*** STUDY MATERIAL ***

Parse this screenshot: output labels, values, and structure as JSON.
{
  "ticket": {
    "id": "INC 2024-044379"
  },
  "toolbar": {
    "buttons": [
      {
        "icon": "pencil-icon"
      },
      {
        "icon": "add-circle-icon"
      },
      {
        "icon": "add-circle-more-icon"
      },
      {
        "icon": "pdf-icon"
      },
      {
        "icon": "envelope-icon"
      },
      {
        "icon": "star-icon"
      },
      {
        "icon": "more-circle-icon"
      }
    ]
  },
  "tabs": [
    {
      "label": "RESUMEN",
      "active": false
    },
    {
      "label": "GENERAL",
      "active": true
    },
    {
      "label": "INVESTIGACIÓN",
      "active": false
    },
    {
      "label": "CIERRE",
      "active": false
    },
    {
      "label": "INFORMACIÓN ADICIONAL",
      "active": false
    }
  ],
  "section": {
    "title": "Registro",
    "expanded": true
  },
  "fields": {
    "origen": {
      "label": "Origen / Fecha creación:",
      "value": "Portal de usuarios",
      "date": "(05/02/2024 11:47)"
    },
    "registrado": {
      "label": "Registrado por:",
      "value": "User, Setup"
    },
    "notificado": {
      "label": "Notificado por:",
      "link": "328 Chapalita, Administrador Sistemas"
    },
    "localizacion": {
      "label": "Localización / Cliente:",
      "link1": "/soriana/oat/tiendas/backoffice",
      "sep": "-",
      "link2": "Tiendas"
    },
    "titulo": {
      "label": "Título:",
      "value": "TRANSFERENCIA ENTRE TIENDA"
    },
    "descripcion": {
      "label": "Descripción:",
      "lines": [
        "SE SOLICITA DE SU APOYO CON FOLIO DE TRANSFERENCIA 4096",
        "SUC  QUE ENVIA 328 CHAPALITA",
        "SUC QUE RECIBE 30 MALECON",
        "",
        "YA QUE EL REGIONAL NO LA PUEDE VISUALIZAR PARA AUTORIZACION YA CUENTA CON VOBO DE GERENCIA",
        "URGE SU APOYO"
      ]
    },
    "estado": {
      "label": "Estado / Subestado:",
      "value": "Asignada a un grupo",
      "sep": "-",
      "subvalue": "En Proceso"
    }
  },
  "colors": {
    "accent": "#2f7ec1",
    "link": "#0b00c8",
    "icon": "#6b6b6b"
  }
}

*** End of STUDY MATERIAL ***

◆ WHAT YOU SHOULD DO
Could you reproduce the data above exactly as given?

◆ RESULT
Parse this screenshot: output labels, values, and structure as JSON.
{
  "ticket": {
    "id": "INC 2024-044379"
  },
  "toolbar": {
    "buttons": [
      {
        "icon": "pencil-icon"
      },
      {
        "icon": "add-circle-icon"
      },
      {
        "icon": "add-circle-more-icon"
      },
      {
        "icon": "pdf-icon"
      },
      {
        "icon": "envelope-icon"
      },
      {
        "icon": "star-icon"
      },
      {
        "icon": "more-circle-icon"
      }
    ]
  },
  "tabs": [
    {
      "label": "RESUMEN",
      "active": false
    },
    {
      "label": "GENERAL",
      "active": true
    },
    {
      "label": "INVESTIGACIÓN",
      "active": false
    },
    {
      "label": "CIERRE",
      "active": false
    },
    {
      "label": "INFORMACIÓN ADICIONAL",
      "active": false
    }
  ],
  "section": {
    "title": "Registro",
    "expanded": true
  },
  "fields": {
    "origen": {
      "label": "Origen / Fecha creación:",
      "value": "Portal de usuarios",
      "date": "(05/02/2024 11:47)"
    },
    "registrado": {
      "label": "Registrado por:",
      "value": "User, Setup"
    },
    "notificado": {
      "label": "Notificado por:",
      "link": "328 Chapalita, Administrador Sistemas"
    },
    "localizacion": {
      "label": "Localización / Cliente:",
      "link1": "/soriana/oat/tiendas/backoffice",
      "sep": "-",
      "link2": "Tiendas"
    },
    "titulo": {
      "label": "Título:",
      "value": "TRANSFERENCIA ENTRE TIENDA"
    },
    "descripcion": {
      "label": "Descripción:",
      "lines": [
        "SE SOLICITA DE SU APOYO CON FOLIO DE TRANSFERENCIA 4096",
        "SUC  QUE ENVIA 328 CHAPALITA",
        "SUC QUE RECIBE 30 MALECON",
        "",
        "YA QUE EL REGIONAL NO LA PUEDE VISUALIZAR PARA AUTORIZACION YA CUENTA CON VOBO DE GERENCIA",
        "URGE SU APOYO"
      ]
    },
    "estado": {
      "label": "Estado / Subestado:",
      "value": "Asignada a un grupo",
      "sep": "-",
      "subvalue": "En Proceso"
    }
  },
  "colors": {
    "accent": "#2f7ec1",
    "link": "#0b00c8",
    "icon": "#6b6b6b"
  }
}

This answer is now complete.